Victor Olaotan, the veteran Nigerian actor and former Tinsel’ star, who is popularly known as Big Daddy, turned 69 on Wednesday, February 17, but sadly, he is still in a Turkey hospital battling with the effects of a traumatic brain injury he suffered after a ghastly car accident in October 2016.
His wife, Julia, has been relentlessly seeking support for him and some actors have also solicited for support on Olaotan’s behalf. In 2019, billionaire businessman and philanthropist, Femi Otedola donated N30m to the actor.
In an interview with Sunday Scoop, Julia thanked Otedola and other well-meaning Nigerians that had lent their support, but stated that she still needed money to offset her husband’s hospital bills.
She said, “I need all the help I can get. I have been silent but now, I am drowning. Apart from Mr Otedola and a few other people who have supported me, I still need help. His monthly expenses are $7,500, excluding the caregiver’s salary and other things like feeding and toiletries. The money for his stem cell procedure is about $150,000. He has done the first procedure and he needs to undergo the second one.
“I want to bring my husband back home. The last time I paid hospital bills was in March 2019. He has been receiving treatment without payment but the agency that helped with his medical travelling, Radmed, has been doing so much for us. They have been very humane because most of the hospital bills have been paid by them. However, my fear is that if another Nigerian needs the agency’s services, they might be reluctant because of their experience with us. I am just hoping that somebody out there would have compassion. But, I don’t want to appear like an ingrate because Nigerians have given support and everyone has their cross to carry.”
Julia, who hasn’t seen her husband physically since May 2019, said that she often spoke with him via video calls, and whenever they spoke, she could see that he was ‘fighting for his life.

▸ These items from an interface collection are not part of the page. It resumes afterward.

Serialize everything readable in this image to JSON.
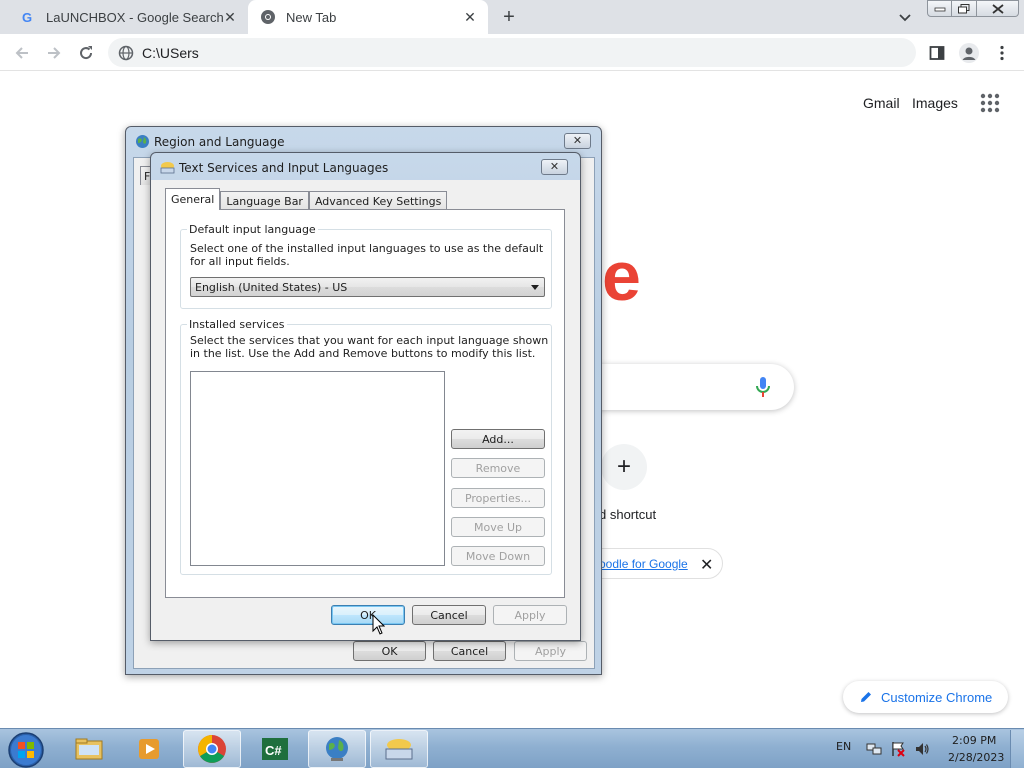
{
  "browser": {
    "tabs": [
      {
        "title": "LaUNCHBOX - Google Search",
        "favicon": "google-g-icon",
        "active": false
      },
      {
        "title": "New Tab",
        "favicon": "chrome-icon",
        "active": true
      }
    ],
    "new_tab_label": "+",
    "address": "C:\\USers",
    "tab_close_glyph": "✕"
  },
  "ntp": {
    "gmail": "Gmail",
    "images": "Images",
    "logo_partial": "e",
    "add_shortcut_glyph": "+",
    "add_shortcut_label": "d shortcut",
    "promo_link": "oodle for Google",
    "promo_close": "✕",
    "customize": "Customize Chrome"
  },
  "region_dialog": {
    "title": "Region and Language",
    "close_glyph": "✕",
    "tab_partial": "F",
    "ok": "OK",
    "cancel": "Cancel",
    "apply": "Apply"
  },
  "tsil_dialog": {
    "title": "Text Services and Input Languages",
    "close_glyph": "✕",
    "tabs": [
      "General",
      "Language Bar",
      "Advanced Key Settings"
    ],
    "default_group": {
      "legend": "Default input language",
      "description": "Select one of the installed input languages to use as the default for all input fields.",
      "selected_language": "English (United States) - US"
    },
    "installed_group": {
      "legend": "Installed services",
      "description": "Select the services that you want for each input language shown in the list. Use the Add and Remove buttons to modify this list.",
      "buttons": {
        "add": "Add...",
        "remove": "Remove",
        "properties": "Properties...",
        "move_up": "Move Up",
        "move_down": "Move Down"
      }
    },
    "ok": "OK",
    "cancel": "Cancel",
    "apply": "Apply"
  },
  "taskbar": {
    "items": [
      "explorer-icon",
      "media-player-icon",
      "chrome-icon",
      "csharp-icon",
      "region-globe-icon",
      "keyboard-icon"
    ],
    "lang": "EN",
    "time": "2:09 PM",
    "date": "2/28/2023"
  }
}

She said, “He is improving, especially when it comes to recognising people. Also, because of the COVID-19 pandemic, I have not been able to visit him. I owe the hospital so much money that my travelling to see him without paying outstanding bills would not be good. Because of the debt, the hospital has cut down on some of his treatments such as physiotherapy, although they still give him basic treatments. They managed him very well and he has even received the COVID-19 vaccine. They have called me several times about my debt and even threatened to dump him at the Nigerian Embassy and report me there too. They feel I have absconded because they have not seen me. We have not been able to start the second treatment after the one that Otedola graciously paid for. I have not been able to raise the $70,000 that is needed.”